And this country elects a corrupt Donald Duck as president. I now read about increased racial incidents. And in my liberal, progressive area of town, I a jeep now seen with a large American flag on one side, and a very large confederate flag waving in the breeze on the other side of the jeep.
Obama is preaching patience, as he expects Trump to start moderating his rhetoric - and I suspect he will. If anything good can be said about Donald Trump, he knew enough to put Jeb Bush in his place.
Yet, this country's situation is scary. I'm somewhat afraid a Trump building will be attacked by radicals. Trump is a wild card - but not in a good sense of the word.

From Hialeah said...

Trump won because the hard working citizens, regardless of race, gender, age, college or non-college educated, have been ignored for too long. He won, because everything you find in a store is made in China or somewhere else. He won, because we have a serious issue with "law and order" in this country. Trump won because of national security issues, health insurance, education, social security drying up, the right too far that way and the left too far the other way. And, because there is a complete disconnect in government, the media is even corrupted, and there IS a lot of crime in our cities! He won, precisely, for the continued division on both sides. You can see this division even with these comments here. Trump won because we needed to shake up Washington in order to save the United States. Stop playing the race card and let's unite! Stop this Democrats vs. Republicans - We are either patriots or not? We either love this country or not. We need to save this country! It was a good thing to send this shock wave to Washington and the world. NOW, they might listen and respect us!

Anonymous said...

To the Roger Stone/ breitbart wannabe above: f$@k you. A few tens of thousands of votes in midwestern states, and Trump would be off to the private sector making millions in Russia instead of making life miserable for the free world.

Anonymous said...

Dukakis calls for end to Electoral College
By Gabriel Debenedetti

Former Democratic presidential nominee Michael Dukakis, who lost to George H.W. Bush in 1988, re-upped his call to abolish the Electoral College after Hillary Clinton’s loss to Donald Trump on Tuesday.

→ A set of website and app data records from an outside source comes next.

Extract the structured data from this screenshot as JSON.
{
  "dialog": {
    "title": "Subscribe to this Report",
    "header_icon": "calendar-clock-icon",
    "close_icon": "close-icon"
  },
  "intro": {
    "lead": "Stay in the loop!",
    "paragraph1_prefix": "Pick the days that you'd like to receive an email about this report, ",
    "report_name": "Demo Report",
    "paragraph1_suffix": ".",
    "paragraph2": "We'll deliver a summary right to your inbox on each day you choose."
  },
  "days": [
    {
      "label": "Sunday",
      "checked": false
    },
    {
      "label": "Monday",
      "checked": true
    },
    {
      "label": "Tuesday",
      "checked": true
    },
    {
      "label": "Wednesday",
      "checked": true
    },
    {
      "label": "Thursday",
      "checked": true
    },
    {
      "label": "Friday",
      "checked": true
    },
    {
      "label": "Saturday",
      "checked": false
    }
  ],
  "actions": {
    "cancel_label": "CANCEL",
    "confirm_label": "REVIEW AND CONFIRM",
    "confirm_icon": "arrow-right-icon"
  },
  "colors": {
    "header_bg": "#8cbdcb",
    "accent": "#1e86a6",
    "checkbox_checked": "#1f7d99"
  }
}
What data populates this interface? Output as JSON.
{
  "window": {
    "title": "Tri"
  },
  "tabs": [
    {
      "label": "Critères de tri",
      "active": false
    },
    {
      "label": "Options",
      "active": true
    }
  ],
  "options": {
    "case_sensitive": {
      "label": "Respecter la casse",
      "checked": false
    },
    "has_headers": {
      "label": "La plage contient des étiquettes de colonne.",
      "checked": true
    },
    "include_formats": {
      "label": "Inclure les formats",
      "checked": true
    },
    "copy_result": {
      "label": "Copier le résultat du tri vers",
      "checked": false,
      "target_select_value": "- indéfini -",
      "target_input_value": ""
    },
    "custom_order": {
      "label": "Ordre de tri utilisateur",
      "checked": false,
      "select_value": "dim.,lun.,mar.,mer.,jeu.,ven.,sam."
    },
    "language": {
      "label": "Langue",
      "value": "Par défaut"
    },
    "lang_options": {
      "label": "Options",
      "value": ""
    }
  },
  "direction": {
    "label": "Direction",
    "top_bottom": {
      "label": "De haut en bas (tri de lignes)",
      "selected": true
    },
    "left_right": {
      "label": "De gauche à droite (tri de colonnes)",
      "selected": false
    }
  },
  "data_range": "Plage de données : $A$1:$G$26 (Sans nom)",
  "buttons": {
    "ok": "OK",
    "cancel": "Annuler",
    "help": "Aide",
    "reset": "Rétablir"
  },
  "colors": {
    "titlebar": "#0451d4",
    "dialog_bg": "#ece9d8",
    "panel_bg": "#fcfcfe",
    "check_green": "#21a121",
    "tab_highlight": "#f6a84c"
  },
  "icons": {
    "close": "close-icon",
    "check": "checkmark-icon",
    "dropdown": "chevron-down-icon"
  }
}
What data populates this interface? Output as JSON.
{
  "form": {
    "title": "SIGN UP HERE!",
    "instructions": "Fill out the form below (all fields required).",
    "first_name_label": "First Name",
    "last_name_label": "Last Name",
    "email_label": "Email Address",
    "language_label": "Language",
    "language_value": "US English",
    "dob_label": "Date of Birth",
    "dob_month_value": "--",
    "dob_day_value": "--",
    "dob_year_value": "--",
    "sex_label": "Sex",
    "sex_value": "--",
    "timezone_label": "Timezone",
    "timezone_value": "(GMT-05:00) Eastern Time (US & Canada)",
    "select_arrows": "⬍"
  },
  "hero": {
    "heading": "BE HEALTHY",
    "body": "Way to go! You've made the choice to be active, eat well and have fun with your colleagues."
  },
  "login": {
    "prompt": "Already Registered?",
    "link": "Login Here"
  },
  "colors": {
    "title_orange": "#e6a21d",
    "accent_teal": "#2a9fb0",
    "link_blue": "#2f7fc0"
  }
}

“Hillary won this election, and when the votes are all counted, by what will likely be more than a million votes. So how come she isn’t going to the White House in January? Because of an anachronistic Electoral College system which should have been abolished 150 years ago,” he wrote Sunday in an email to POLITICO.